A court can choose not to impose a totting up ban if they are persuaded that doing so would cause exceptional hardship.
In October 2020, the Sentencing Council issued new guidelines, which do not change the law but do highlight some important points to magistrates and judges. In particular, they say that the loss of employment is an inevitable consequence of a driving ban for many people and so should not be treated as exceptional hardship. However, cases such as Allen v Barclay show that losing a job can have consequences to a person’s ability to pay bank loans that would have long term financial consequences out of proportion to an otherwise minor motoring conviction, which can count as exceptional hardship. In a recent case, we were able to persuade a magistrates court that our client’s business would suffer if he were banned and that would in turn affect a number of suppliers who rely heavily on our client’s business for their income. This was sufficient to persuade the court not to disqualify our client.
Experience has shown us that the best approach is to focus on exceptional hardship that would be caused to other people if you were banned from driving. Hardship caused to employees and employers are usually the strongest arguments, although hardship to children and other family members can also form the core of a strong application.
It is important to show evidence, which is likely to mean letters from those likely to be affected at the very least – but their attendance at court can be far more effective. You may also have to provide documentary evidence of the likely consequences to you and others, e.g. if you will be unable to pay loans then proof of those loans as well as proof that you will be unable to work if you lose your licence.
By involving a specialist motoring law solicitor as early as possible you give yourself the best possible chance of winning your case, whether that means avoiding convicition, keeping your driving licence or simply minimising the consequences of a guilty plea.
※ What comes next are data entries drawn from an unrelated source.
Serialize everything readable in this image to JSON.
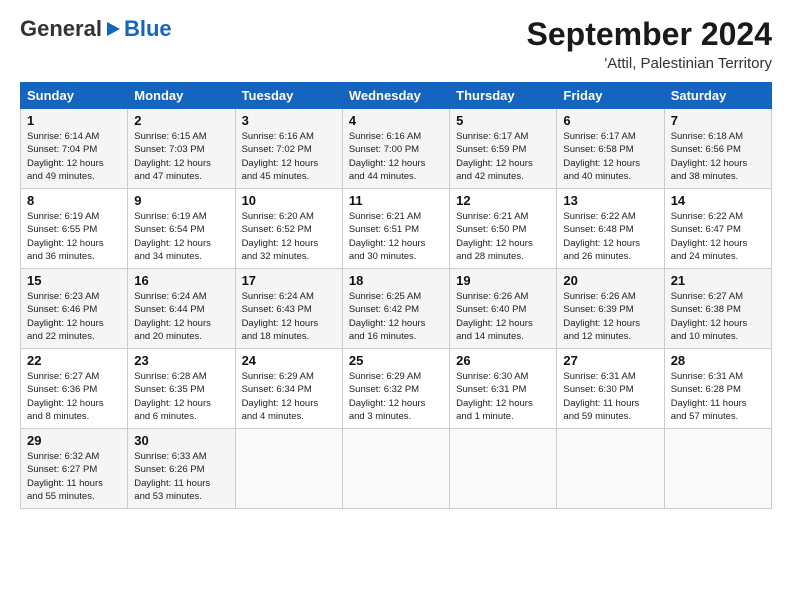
{
  "header": {
    "logo_general": "General",
    "logo_blue": "Blue",
    "month": "September 2024",
    "location": "'Attil, Palestinian Territory"
  },
  "days_of_week": [
    "Sunday",
    "Monday",
    "Tuesday",
    "Wednesday",
    "Thursday",
    "Friday",
    "Saturday"
  ],
  "weeks": [
    [
      {
        "day": "1",
        "info": "Sunrise: 6:14 AM\nSunset: 7:04 PM\nDaylight: 12 hours\nand 49 minutes."
      },
      {
        "day": "2",
        "info": "Sunrise: 6:15 AM\nSunset: 7:03 PM\nDaylight: 12 hours\nand 47 minutes."
      },
      {
        "day": "3",
        "info": "Sunrise: 6:16 AM\nSunset: 7:02 PM\nDaylight: 12 hours\nand 45 minutes."
      },
      {
        "day": "4",
        "info": "Sunrise: 6:16 AM\nSunset: 7:00 PM\nDaylight: 12 hours\nand 44 minutes."
      },
      {
        "day": "5",
        "info": "Sunrise: 6:17 AM\nSunset: 6:59 PM\nDaylight: 12 hours\nand 42 minutes."
      },
      {
        "day": "6",
        "info": "Sunrise: 6:17 AM\nSunset: 6:58 PM\nDaylight: 12 hours\nand 40 minutes."
      },
      {
        "day": "7",
        "info": "Sunrise: 6:18 AM\nSunset: 6:56 PM\nDaylight: 12 hours\nand 38 minutes."
      }
    ],
    [
      {
        "day": "8",
        "info": "Sunrise: 6:19 AM\nSunset: 6:55 PM\nDaylight: 12 hours\nand 36 minutes."
      },
      {
        "day": "9",
        "info": "Sunrise: 6:19 AM\nSunset: 6:54 PM\nDaylight: 12 hours\nand 34 minutes."
      },
      {
        "day": "10",
        "info": "Sunrise: 6:20 AM\nSunset: 6:52 PM\nDaylight: 12 hours\nand 32 minutes."
      },
      {
        "day": "11",
        "info": "Sunrise: 6:21 AM\nSunset: 6:51 PM\nDaylight: 12 hours\nand 30 minutes."
      },
      {
        "day": "12",
        "info": "Sunrise: 6:21 AM\nSunset: 6:50 PM\nDaylight: 12 hours\nand 28 minutes."
      },
      {
        "day": "13",
        "info": "Sunrise: 6:22 AM\nSunset: 6:48 PM\nDaylight: 12 hours\nand 26 minutes."
      },
      {
        "day": "14",
        "info": "Sunrise: 6:22 AM\nSunset: 6:47 PM\nDaylight: 12 hours\nand 24 minutes."
      }
    ],
    [
      {
        "day": "15",
        "info": "Sunrise: 6:23 AM\nSunset: 6:46 PM\nDaylight: 12 hours\nand 22 minutes."
      },
      {
        "day": "16",
        "info": "Sunrise: 6:24 AM\nSunset: 6:44 PM\nDaylight: 12 hours\nand 20 minutes."
      },
      {
        "day": "17",
        "info": "Sunrise: 6:24 AM\nSunset: 6:43 PM\nDaylight: 12 hours\nand 18 minutes."
      },
      {
        "day": "18",
        "info": "Sunrise: 6:25 AM\nSunset: 6:42 PM\nDaylight: 12 hours\nand 16 minutes."
      },
      {
        "day": "19",
        "info": "Sunrise: 6:26 AM\nSunset: 6:40 PM\nDaylight: 12 hours\nand 14 minutes."
      },
      {
        "day": "20",
        "info": "Sunrise: 6:26 AM\nSunset: 6:39 PM\nDaylight: 12 hours\nand 12 minutes."
      },
      {
        "day": "21",
        "info": "Sunrise: 6:27 AM\nSunset: 6:38 PM\nDaylight: 12 hours\nand 10 minutes."
      }
    ],
    [
      {
        "day": "22",
        "info": "Sunrise: 6:27 AM\nSunset: 6:36 PM\nDaylight: 12 hours\nand 8 minutes."
      },
      {
        "day": "23",
        "info": "Sunrise: 6:28 AM\nSunset: 6:35 PM\nDaylight: 12 hours\nand 6 minutes."
      },
      {
        "day": "24",
        "info": "Sunrise: 6:29 AM\nSunset: 6:34 PM\nDaylight: 12 hours\nand 4 minutes."
      },
      {
        "day": "25",
        "info": "Sunrise: 6:29 AM\nSunset: 6:32 PM\nDaylight: 12 hours\nand 3 minutes."
      },
      {
        "day": "26",
        "info": "Sunrise: 6:30 AM\nSunset: 6:31 PM\nDaylight: 12 hours\nand 1 minute."
      },
      {
        "day": "27",
        "info": "Sunrise: 6:31 AM\nSunset: 6:30 PM\nDaylight: 11 hours\nand 59 minutes."
      },
      {
        "day": "28",
        "info": "Sunrise: 6:31 AM\nSunset: 6:28 PM\nDaylight: 11 hours\nand 57 minutes."
      }
    ],
    [
      {
        "day": "29",
        "info": "Sunrise: 6:32 AM\nSunset: 6:27 PM\nDaylight: 11 hours\nand 55 minutes."
      },
      {
        "day": "30",
        "info": "Sunrise: 6:33 AM\nSunset: 6:26 PM\nDaylight: 11 hours\nand 53 minutes."
      },
      {
        "day": "",
        "info": ""
      },
      {
        "day": "",
        "info": ""
      },
      {
        "day": "",
        "info": ""
      },
      {
        "day": "",
        "info": ""
      },
      {
        "day": "",
        "info": ""
      }
    ]
  ]
}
We can help you however you decide to deal with your case.
The sooner you get in touch the sooner we can get to work on your case.
Don't delay, call one of our expert motoring specliast solicitors now on 020 8242 4440 or visit our contact page to send us an email.